Monday, April 19, 2004
Muqtada Al-Sadr and the United Nations

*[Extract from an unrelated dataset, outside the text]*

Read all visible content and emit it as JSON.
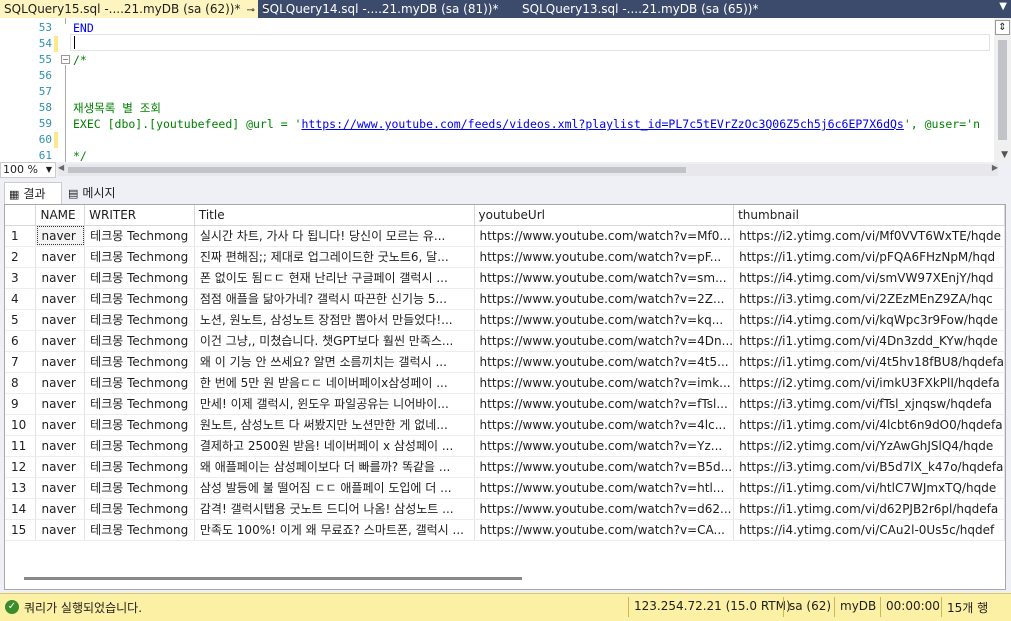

The Mail & Guardian reports that Muqtada Al-Sadr has reversed his opposition to the UN peacekeeping force, communicating the Mahdi Army's conditions through his spokesman Qais al-Khazaali: "We favour the despatch of such a force on condition that it be made up of Muslim countries or countries which did not join the occupation of Iraq, such as Russia, France or Germany" ("Al-Sadr Conditionally Backs UN Force," April 19, 2004). Juan Cole concludes that it is not likely that "Muqtada will get his blue helmets in Najaf," given a fragile truce between the Mahdi Army and the US military, which may end in "a violent earthquake" of renewed insurgency and counter-insurgency: "Most 'Coalition partners' signed up for peacekeeping or reconstruction, not to fight against guerrillas" ("Najaf: Muqtada, Myers, and Zapatero," April 19, 2004). I agree with Cole. Then, the question becomes, why does Al-Sadr demand what he must know is impossible: a UN peacekeeping force in Iraq minus US and other militaries that have invaded and occupied it till now? Unless the young cleric is out of touch with reality, he must have issued the demand (or rather the challenge), knowing full well that it will be rejected by Washington. By distinguishing the governments that have opposed the invasion of Iraq from "the Coalition of the Willing," as well as calling on Iraqis to stop all attacks on Spanish soldiers after the announcement of Spain's speedy withdrawal ("Spanish Troops to Leave Iraq,", April 20, 2004), Al-Sadr can further isolate Washington and its remaining allies from the rest of the world; at the same time, by compelling Washington to publicly refuse an Iraqi demand for a UN peacekeeping force that pointedly excludes the current occupiers, Al-Sadr can strike a diplomatic blow against Washington's attempt to get the United Nations to approve a resolution on "peacekeeping" in Iraq on Washington's own terms. All in all, it probably is a very smart move on Al-Sadr's part.